* **Records for the task**
══════

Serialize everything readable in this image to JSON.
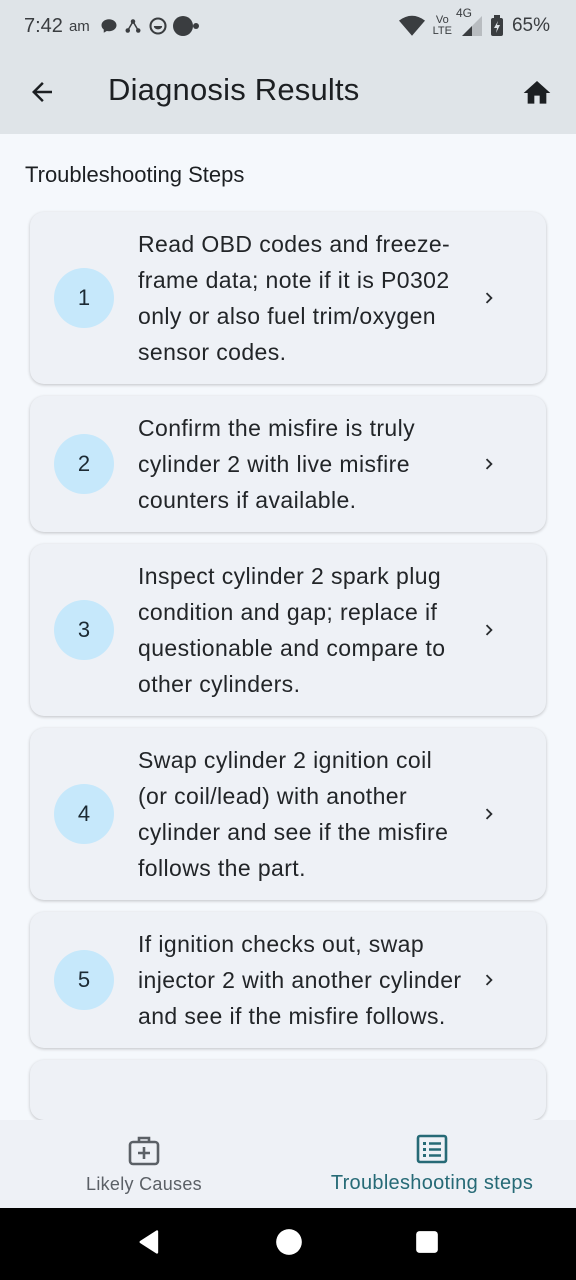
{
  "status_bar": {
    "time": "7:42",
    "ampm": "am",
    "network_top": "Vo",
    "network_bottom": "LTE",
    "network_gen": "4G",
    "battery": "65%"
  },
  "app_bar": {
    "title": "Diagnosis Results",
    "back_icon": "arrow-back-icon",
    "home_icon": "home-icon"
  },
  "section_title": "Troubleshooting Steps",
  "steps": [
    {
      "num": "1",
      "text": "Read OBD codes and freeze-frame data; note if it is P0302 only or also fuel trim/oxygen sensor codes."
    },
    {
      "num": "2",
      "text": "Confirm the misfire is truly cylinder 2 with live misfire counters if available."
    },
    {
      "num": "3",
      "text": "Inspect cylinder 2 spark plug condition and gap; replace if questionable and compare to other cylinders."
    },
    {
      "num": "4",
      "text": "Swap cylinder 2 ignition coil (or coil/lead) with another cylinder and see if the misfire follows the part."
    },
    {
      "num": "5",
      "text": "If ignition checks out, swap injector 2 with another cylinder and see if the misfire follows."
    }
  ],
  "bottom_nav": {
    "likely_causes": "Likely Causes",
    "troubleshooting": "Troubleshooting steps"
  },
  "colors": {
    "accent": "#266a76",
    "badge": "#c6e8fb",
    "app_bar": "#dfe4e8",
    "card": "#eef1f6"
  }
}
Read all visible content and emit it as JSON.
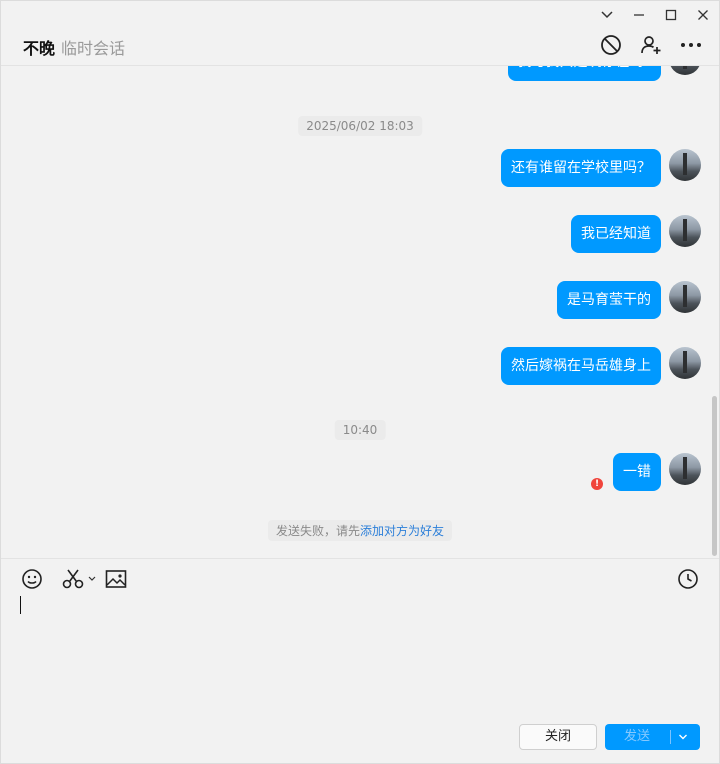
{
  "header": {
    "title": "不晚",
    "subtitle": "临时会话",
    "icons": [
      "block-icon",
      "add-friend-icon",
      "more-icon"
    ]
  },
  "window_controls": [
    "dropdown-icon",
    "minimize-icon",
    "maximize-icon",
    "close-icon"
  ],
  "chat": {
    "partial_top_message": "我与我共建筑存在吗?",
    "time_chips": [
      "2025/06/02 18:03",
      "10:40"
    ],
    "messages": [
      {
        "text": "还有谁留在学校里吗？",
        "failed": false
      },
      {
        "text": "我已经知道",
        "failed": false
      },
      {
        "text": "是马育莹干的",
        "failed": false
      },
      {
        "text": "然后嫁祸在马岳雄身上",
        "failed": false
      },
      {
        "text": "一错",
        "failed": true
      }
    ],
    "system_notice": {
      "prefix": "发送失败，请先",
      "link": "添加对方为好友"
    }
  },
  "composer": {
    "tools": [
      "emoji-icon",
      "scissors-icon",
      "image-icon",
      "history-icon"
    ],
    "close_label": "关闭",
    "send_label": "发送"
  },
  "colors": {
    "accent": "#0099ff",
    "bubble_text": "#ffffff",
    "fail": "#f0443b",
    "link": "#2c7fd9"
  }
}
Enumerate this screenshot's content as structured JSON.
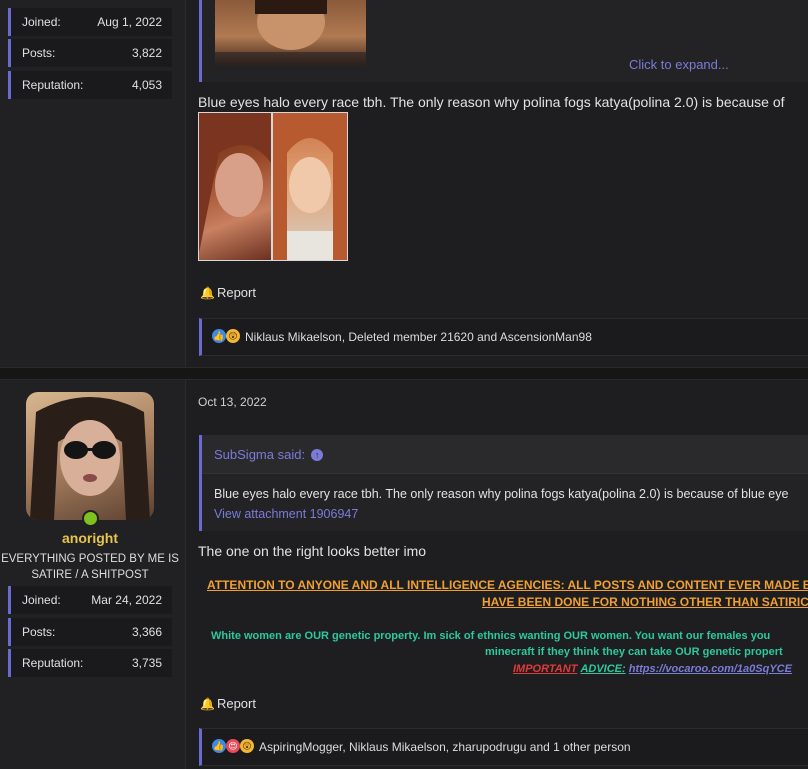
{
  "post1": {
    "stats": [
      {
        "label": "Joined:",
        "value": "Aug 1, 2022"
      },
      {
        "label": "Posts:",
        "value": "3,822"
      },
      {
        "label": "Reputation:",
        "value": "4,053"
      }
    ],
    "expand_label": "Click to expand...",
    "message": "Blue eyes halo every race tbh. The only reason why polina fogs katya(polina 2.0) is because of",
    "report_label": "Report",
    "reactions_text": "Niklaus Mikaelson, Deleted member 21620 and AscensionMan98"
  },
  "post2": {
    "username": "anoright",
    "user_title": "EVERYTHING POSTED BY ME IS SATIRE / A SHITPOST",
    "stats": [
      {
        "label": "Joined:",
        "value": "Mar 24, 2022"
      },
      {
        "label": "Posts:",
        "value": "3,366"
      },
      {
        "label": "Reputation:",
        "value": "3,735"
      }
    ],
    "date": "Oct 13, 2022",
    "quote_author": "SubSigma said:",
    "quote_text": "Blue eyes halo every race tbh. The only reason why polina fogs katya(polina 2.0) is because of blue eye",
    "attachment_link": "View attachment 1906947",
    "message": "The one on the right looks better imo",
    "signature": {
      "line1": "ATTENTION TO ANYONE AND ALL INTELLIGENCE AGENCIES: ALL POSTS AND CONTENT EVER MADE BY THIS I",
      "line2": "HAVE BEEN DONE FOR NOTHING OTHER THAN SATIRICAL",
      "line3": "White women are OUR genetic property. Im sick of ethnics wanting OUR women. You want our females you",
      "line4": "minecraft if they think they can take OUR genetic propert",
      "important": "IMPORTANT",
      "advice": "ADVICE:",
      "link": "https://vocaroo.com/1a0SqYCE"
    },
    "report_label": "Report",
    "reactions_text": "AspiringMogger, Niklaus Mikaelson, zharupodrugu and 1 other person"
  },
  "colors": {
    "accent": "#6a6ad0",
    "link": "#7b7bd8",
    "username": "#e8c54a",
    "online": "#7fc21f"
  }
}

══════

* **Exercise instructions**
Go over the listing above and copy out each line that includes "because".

* **Response area**
    "message": "Blue eyes halo every race tbh. The only reason why polina fogs katya(polina 2.0) is because of",
    "quote_text": "Blue eyes halo every race tbh. The only reason why polina fogs katya(polina 2.0) is because of blue eye",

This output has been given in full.